26 February 2013

Ethiopian Farming Co-Ops Begin Record Food Delivery for National Relief Efforts

Photo: Kate Holt/IRIN
Relief food at a WFP warehouse in Mogadishu, Somalia.

Local farmers' cooperatives in Ethiopia are beginning to deliver what is expected to be the largest amount of maize they ever sold to the United Nations World Food Programme (WFP), as part of a pilot project to promote small farmers' access to local markets.

"Our goal here is to support Ethiopia feeding itself," WFP Country Director Abdou Dieng said in a press release issued today.

The 28,000 metric tons of maize is enough to feed 1.8 million people for a month through relief distributions in the country.

"Buying food for our Ethiopia operation right here in Ethiopia makes sense in cost-effectiveness, and in providing a boost for the local economy by helping small farmers to get closer to markets."

WFP signed contracts with 16 cooperative unions last year, before the planting season began. The first deliveries on those contracts began arriving at WFP warehouses last week.

To support the cooperatives in fulfilling their contracts, WFP provides technical assistance in storage and post-harvest handling and logistical support.

Through agreements with local banks, several agricultural cooperatives were able to use their WFP contracts as collateral for loans to buy new equipment and aggregate more maize from their members.
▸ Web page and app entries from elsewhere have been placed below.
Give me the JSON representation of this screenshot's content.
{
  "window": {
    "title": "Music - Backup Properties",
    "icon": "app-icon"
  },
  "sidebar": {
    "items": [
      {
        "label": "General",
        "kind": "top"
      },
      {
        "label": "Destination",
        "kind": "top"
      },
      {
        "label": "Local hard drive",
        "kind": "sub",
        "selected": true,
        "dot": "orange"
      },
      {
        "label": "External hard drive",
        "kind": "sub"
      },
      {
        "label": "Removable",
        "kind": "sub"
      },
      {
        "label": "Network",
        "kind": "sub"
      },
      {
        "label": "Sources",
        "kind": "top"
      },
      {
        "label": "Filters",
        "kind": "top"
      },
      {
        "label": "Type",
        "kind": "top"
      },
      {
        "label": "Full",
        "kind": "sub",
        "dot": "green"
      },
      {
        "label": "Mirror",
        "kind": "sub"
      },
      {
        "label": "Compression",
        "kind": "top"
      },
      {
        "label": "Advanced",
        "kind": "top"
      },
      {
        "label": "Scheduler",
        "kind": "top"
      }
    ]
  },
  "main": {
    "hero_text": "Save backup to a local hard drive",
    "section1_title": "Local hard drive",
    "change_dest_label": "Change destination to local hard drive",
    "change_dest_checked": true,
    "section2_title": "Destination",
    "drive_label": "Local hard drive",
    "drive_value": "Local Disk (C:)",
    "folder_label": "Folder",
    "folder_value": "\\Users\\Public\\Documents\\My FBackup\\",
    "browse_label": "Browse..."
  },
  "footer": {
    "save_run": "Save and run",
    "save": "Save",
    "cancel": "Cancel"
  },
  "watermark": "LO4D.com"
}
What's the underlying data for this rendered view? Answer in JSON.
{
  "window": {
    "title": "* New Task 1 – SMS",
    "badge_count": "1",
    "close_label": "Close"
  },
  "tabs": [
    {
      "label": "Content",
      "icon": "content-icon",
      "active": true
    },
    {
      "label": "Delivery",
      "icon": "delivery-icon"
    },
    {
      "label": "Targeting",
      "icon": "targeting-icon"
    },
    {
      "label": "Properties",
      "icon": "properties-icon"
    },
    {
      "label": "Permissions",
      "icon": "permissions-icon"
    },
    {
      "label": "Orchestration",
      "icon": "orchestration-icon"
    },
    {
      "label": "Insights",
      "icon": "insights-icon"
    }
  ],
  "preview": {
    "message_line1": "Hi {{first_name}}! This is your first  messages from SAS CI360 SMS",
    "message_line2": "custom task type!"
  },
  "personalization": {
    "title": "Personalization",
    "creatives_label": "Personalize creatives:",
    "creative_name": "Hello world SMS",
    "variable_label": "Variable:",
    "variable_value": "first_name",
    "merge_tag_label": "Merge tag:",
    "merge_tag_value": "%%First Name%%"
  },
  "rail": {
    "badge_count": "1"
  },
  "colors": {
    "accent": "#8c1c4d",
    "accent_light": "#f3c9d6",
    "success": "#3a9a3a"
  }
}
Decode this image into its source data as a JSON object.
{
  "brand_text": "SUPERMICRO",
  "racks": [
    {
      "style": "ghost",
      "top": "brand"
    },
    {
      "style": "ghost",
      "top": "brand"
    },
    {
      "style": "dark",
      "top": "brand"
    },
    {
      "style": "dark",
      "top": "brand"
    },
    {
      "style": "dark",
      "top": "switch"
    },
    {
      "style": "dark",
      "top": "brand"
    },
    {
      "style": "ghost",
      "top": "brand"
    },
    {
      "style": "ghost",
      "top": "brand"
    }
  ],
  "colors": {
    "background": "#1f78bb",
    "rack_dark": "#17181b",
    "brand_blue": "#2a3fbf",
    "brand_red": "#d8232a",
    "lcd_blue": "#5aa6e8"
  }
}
The project is part of WFP's Purchase for Progress initiative (P4P), financed by the Bill and Melinda Gates Foundation and implemented in collaboration with the Government of Ethiopia through the Agricultural Transformation Agency (ATA).

The Ethiopian Government was praised last year for its innovative and effective efforts to build resilience and food self-sufficiency amid increasingly challenging climatic conditions.

The Horn of Africa experienced a food crisis last year that left an estimated 13 million people dependent on humanitarian assistance.

Halving the proportion of hungry people in the world by 2015 was among the objectives within the eight globally agreed anti-poverty targets known as the Millennium Development Goals (MDGs).

Ads by Google

Copyright © 2013 UN News Service. All rights reserved. Distributed by AllAfrica Global Media (allAfrica.com). To contact the copyright holder directly for corrections — or for permission to republish or make other authorized use of this material, click here.

AllAfrica publishes around 2,000 reports a day from more than 130 news organizations and over 200 other institutions and individuals, representing a diversity of positions on every topic. We publish news and views ranging from vigorous opponents of governments to government publications and spokespersons. Publishers named above each report are responsible for their own content, which AllAfrica does not have the legal right to edit or correct.

Articles and commentaries that identify allAfrica.com as the publisher are produced or commissioned by AllAfrica. To address comments or complaints, please Contact us.

InFocus

Aid Agencies Should 'Go Local'

Relief food at a WFP warehouse in Mogadishu, Somalia.

Aid agencies could reduce the billions they spend each year on buying goods from other countries and make a greater impact if they buy goods locally, African manufacturers say. Read more »